*What is being asked*:
Give a single number in reply. It is the count of lines below that contain the string "image".

*Records supplied*:
┄┄┄┄┄┄┄┄┄┄
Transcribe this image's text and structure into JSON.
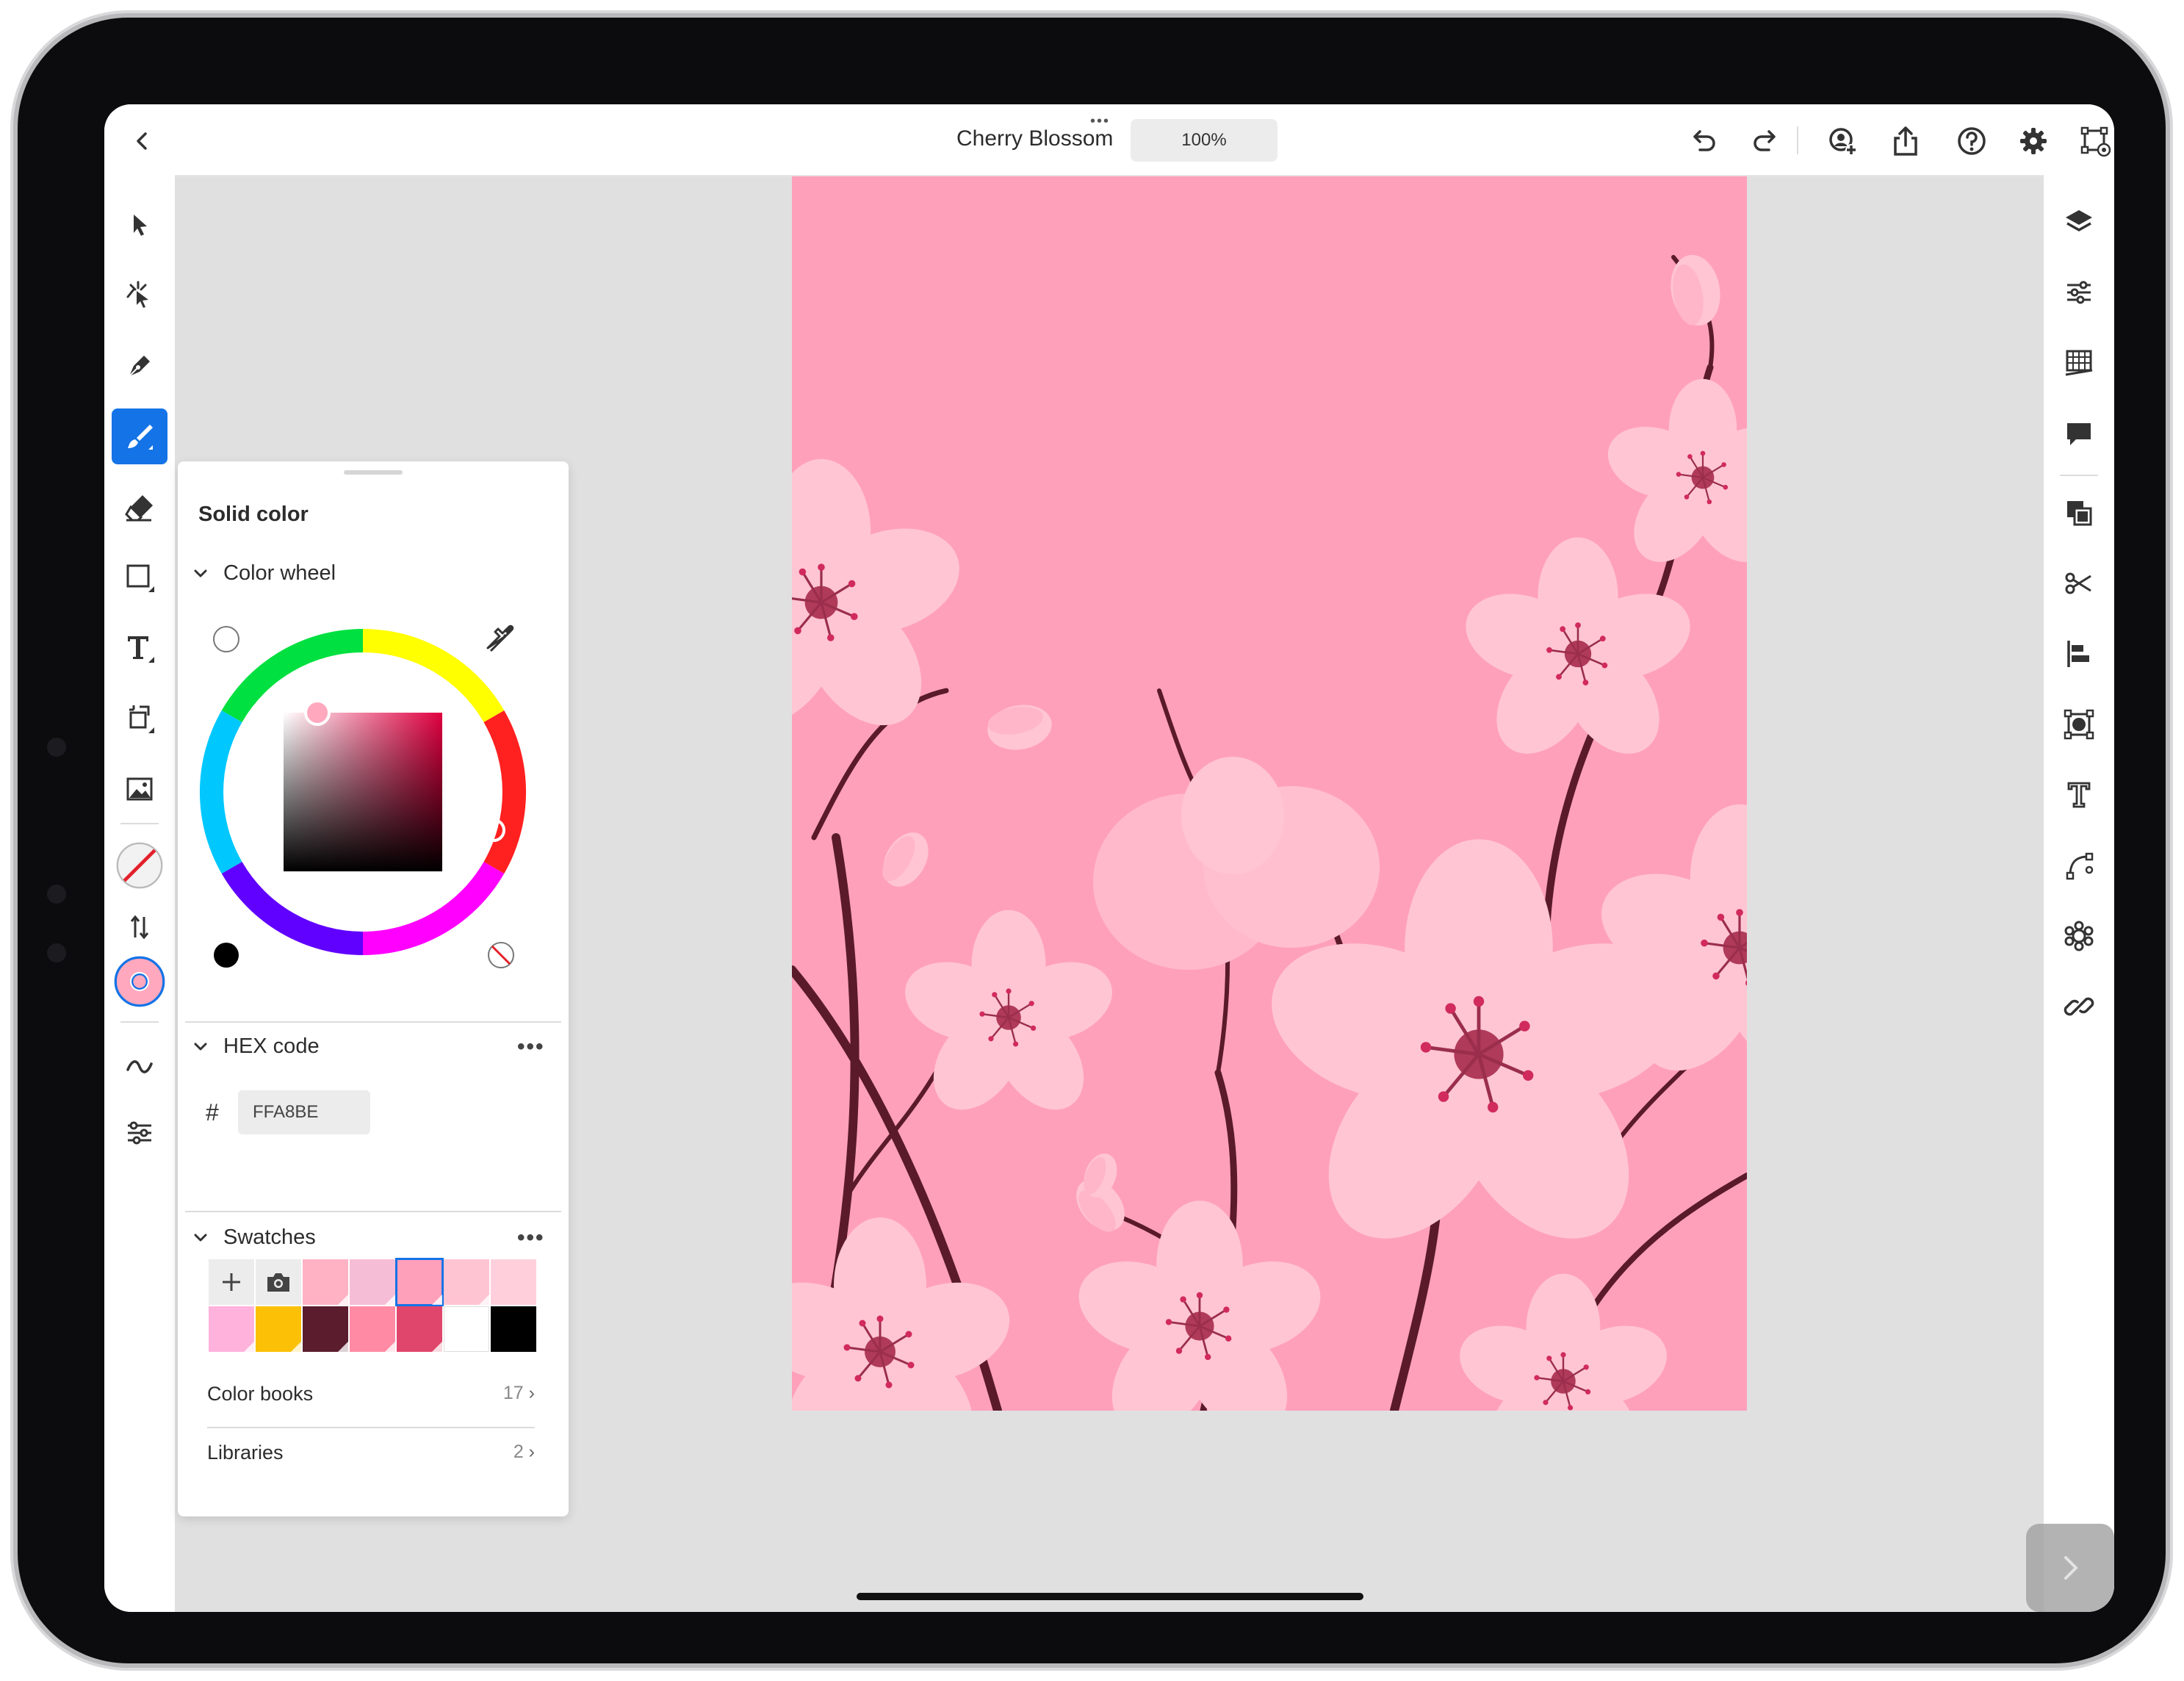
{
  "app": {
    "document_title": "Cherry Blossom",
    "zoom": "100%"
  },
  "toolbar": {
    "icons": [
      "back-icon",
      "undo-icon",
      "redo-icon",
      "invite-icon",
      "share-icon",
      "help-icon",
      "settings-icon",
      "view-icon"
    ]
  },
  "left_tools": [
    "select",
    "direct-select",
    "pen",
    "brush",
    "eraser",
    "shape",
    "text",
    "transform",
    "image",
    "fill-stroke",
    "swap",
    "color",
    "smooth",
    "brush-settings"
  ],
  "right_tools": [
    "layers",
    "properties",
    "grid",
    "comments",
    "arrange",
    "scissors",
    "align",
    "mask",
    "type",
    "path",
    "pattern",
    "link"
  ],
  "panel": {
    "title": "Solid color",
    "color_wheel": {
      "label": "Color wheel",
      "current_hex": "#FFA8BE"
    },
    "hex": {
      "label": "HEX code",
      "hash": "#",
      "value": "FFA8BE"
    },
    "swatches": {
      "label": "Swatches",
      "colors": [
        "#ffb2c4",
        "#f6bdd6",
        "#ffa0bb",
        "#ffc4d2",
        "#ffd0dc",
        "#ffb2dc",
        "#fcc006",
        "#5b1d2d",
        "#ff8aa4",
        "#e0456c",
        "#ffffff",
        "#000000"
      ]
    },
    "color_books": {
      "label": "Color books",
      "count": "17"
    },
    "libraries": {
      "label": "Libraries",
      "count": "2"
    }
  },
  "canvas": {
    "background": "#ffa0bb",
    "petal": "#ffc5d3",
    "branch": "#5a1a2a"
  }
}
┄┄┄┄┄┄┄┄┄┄
*Your response*:
2